“Take it down from the mast, Irish traitors,
It’s the flag we Republicans claim;
It can never belong to Free Staters,
For you’ve brought on it nothing but shame.”
As we passed the Felons’ Club, a number of their patrons leaned on the rail watching us go past. I wondered what they thought and felt. Before 1998, presumably it would have been them participating in the march – perhaps even having organised it. What did they think of a march for civil and human rights in their heartland of which they were not a part? Of 5,000 demonstrators marching in driving wind and rain on an issue around which PSF no longer organises? An issue, in fact, which they find threatening, now that they are part of the colonial administration … This is perhaps the reason for their dismissal of those independent Republicans and groups they call “dissidents” and “micro-groups” who, they say, “have no programme”. No doubt they are aware that it is a long time since Provisional Sinn Féin were able to mobilise 5,000 people to march on any issue.

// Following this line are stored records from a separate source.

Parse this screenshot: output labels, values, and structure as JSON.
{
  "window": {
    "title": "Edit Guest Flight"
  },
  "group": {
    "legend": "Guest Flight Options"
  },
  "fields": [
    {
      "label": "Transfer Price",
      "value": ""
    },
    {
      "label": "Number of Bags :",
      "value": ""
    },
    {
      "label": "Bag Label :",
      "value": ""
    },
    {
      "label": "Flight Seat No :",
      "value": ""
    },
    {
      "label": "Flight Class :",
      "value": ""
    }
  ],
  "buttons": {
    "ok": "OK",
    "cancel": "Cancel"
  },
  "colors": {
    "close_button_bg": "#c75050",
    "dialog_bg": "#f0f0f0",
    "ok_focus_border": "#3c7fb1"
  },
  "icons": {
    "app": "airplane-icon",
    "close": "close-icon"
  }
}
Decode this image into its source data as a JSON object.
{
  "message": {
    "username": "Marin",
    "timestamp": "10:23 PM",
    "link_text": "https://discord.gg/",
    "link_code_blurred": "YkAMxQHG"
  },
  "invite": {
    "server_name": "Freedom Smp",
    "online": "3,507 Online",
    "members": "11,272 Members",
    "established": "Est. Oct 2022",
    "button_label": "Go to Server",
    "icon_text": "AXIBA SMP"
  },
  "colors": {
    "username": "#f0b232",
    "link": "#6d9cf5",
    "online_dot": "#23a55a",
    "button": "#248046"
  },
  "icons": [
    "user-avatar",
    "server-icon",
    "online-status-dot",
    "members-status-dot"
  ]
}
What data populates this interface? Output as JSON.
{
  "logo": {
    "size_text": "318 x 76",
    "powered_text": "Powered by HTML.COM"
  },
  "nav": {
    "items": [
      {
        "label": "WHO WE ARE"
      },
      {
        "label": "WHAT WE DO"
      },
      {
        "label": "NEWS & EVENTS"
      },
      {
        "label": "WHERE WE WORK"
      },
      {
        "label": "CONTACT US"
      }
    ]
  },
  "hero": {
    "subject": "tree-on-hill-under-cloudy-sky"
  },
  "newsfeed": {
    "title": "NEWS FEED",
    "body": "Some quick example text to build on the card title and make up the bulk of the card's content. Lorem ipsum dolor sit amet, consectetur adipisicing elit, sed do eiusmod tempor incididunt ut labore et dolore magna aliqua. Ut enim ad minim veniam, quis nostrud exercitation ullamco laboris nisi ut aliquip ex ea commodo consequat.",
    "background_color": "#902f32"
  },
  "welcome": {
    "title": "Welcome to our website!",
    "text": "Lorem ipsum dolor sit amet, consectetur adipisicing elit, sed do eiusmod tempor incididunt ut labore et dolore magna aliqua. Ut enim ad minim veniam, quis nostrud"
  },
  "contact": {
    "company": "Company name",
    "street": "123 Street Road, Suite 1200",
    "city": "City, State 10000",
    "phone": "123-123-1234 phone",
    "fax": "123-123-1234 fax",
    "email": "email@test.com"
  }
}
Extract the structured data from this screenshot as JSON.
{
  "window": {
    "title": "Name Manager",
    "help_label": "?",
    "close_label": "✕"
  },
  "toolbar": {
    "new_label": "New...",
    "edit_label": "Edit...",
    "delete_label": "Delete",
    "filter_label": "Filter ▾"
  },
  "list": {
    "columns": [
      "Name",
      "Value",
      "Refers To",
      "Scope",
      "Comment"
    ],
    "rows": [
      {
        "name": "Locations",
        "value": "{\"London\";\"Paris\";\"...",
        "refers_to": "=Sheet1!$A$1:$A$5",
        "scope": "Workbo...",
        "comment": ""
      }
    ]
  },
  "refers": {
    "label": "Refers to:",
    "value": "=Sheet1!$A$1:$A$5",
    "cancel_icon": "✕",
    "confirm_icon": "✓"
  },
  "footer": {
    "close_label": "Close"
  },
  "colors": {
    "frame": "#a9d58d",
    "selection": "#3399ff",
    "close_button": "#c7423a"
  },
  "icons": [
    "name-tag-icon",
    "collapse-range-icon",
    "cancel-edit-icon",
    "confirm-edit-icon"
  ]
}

The march came to an end at the Andersonstown shopping centre, the participants to be congratulated by Dee Fennel; we stood to one side, applauding the soaked marching bands as each one passed us. A couple of speakers were announced but, too cold and wet, some of us decamped to our coach, which had been summoned to meet us nearby. There we found that our thermos flasks of coffee and tea had fallen inside the coach and that the linings had smashed – so no hot drink for us.
When all our Dublin party were at last aboard and some had changed into dry clothes, we headed back up the Falls Road in search of food. Some of us were annoyed to find the Cultúrlann, in the restaurant of which we had looked forward to a cooked meal, closed and had to be content with a Chinese take-away for some hot food at last. Then back to Dublin; in our own city, our publicity and organising work as an anti-internment committee awaited us, as well as whatever other political work we might undertake as individuals or as members of other groups.
Links to videos and photos:
Video of many of the participants: https://www.youtube.com/watch?v=4V8ZbUPbY5Q#t=782
Short video as Dublin Committee approaches and passes Loyalist demonstration (available only on Facebook): https://www.facebook.com/photo.php?v=682736298478617&set=vb.100002267588752&type=3
IRPWA is the Irish Republican Prisoner Welfare Association and is linked to the 32-County Sovereignty Movement and campaigns for political prisoners.
Cabhair is an Irish Republican prisoner welfare and campaigning organisation linked to Republican Sinn Féin.
Cógus is also an Irish Republican prisoner campaigning and welfare organisation and linked to the Republican Network for Unity.
The Anti-Internment League and the Anti-Internment Committee of Ireland are campaigning groups independent of any political party or organisation.